How will the public sector get more organisations on board with open data initiatives?
I think it is really important that organisations have buy-in from the top down to tell them that data is really valuable and can really help them improve.
They need to start taking advantage of it, thinking about it, planning around it, and think about the policies about data. What are the ethics for appropriate use of data? For private and public organisations? How can they make people trust them?
Do you think that this top-down approach is best?
It is essential that you have that, it is necessary but not sufficient. You also need people who are familiar with these technologies and who understand it. I think it helps so much, coming from the top. Everyone I have met here in Singapore, and from neighboring countries, seem to be understanding this and taking it very seriously.
Are these open data initiatives and policies integral to the success of Smart City programmes?
It is hard to say that but it is certainly the smart way to operate. If you are trying to build a Smart City or Smart Nation, you want to try and take as many advantages as you can. When a government operates openly, it operates more efficiently and more effectively.
I think it is very important that governments open up all of their processes as governments. It also permits more value to be extracted from the data when it is open. It allows processes to improve, with help from private sector.
What would you advise organisations who hesitate to open up their data?
Security is a technical problem, I think. Now, security goes hand in hand with Hadoop. Now, there are facilities where you can keep your data encrypted at all times and control who can see what.
It can be harder with an open government initiative to decide issues about privacy. What can you publish? Because when you are operating openly, you are intentionally disabling a certain amount of security. You would like most data that you publish to be anonymous because you do not want to reveal private details of someone’s lives. But often times these things just leak out.
While you want to publish data, you want to protect identities. There are a variety of ways to do this, you can anonymise it, you can try to aggregate it and only provide information about groups rather than individuals, or you could have legal controls to prevent sharing to the public. In this situation, the data would be provided to any person or institution that agrees to follow certain rules, be audited to ensure they comply with these rules.
What is the most interesting story you have heard about people using this technology you created?
One project I was very impressed by a children’s hospital in Atlanta. They were gathering data from the neonatal ICU, with premature babies. It was not just that, the way they used this data was not for a big ambitious project. Instead, they just gathered all of the data and asked the nurses what they would like to know.

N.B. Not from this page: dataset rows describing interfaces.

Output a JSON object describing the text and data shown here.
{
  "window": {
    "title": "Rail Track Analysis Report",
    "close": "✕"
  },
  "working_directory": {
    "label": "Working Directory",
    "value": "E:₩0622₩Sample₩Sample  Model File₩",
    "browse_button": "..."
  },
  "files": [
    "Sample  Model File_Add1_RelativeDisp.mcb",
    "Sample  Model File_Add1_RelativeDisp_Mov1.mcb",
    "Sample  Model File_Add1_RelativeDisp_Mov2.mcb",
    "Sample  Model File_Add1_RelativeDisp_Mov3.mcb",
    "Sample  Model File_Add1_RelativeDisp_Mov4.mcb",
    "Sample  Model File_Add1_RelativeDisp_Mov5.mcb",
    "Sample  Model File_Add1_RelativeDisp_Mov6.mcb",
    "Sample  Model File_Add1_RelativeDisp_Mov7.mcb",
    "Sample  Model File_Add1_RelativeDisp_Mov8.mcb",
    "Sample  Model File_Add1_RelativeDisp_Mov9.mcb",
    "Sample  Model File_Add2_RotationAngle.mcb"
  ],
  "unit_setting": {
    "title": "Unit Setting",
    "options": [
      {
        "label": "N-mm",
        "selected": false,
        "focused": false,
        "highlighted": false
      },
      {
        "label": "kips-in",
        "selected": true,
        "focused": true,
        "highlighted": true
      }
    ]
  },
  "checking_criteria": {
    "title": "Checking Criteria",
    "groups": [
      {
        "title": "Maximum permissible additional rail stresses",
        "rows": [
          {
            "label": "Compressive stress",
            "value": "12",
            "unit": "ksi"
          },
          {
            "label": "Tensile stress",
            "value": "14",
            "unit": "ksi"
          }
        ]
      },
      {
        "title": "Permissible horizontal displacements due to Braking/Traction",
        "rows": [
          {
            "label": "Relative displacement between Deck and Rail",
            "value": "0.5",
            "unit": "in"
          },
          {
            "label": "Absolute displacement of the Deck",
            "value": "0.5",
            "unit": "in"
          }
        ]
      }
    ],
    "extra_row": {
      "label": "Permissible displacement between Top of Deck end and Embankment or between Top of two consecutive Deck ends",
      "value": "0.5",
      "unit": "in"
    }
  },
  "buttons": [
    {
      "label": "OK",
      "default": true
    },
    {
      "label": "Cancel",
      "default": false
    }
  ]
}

The nurses had various questions about how quickly the baby’s vitals returned to normal after different procedures. Then, they would try to modify the way they would do these procedures, in order to have less detrimental impact on these children.
It was a really neat study to see. To see the technology that I had worked on, helping at this Children’s Hospital. This was something I could see in person.
Caterpillar Tractor, on the other hand, has huge machines working all over the world. They are transmitting 60 times/second readings, from hundreds of sensors, back to Peoria. They can then analyse how these products are being used, detect when they might run into a problem, and do maintenance before it has a problem.
When I started working in software, I never would have guessed that I would be working on software which would be used in either of these sorts of situations. It is very exciting to see these things.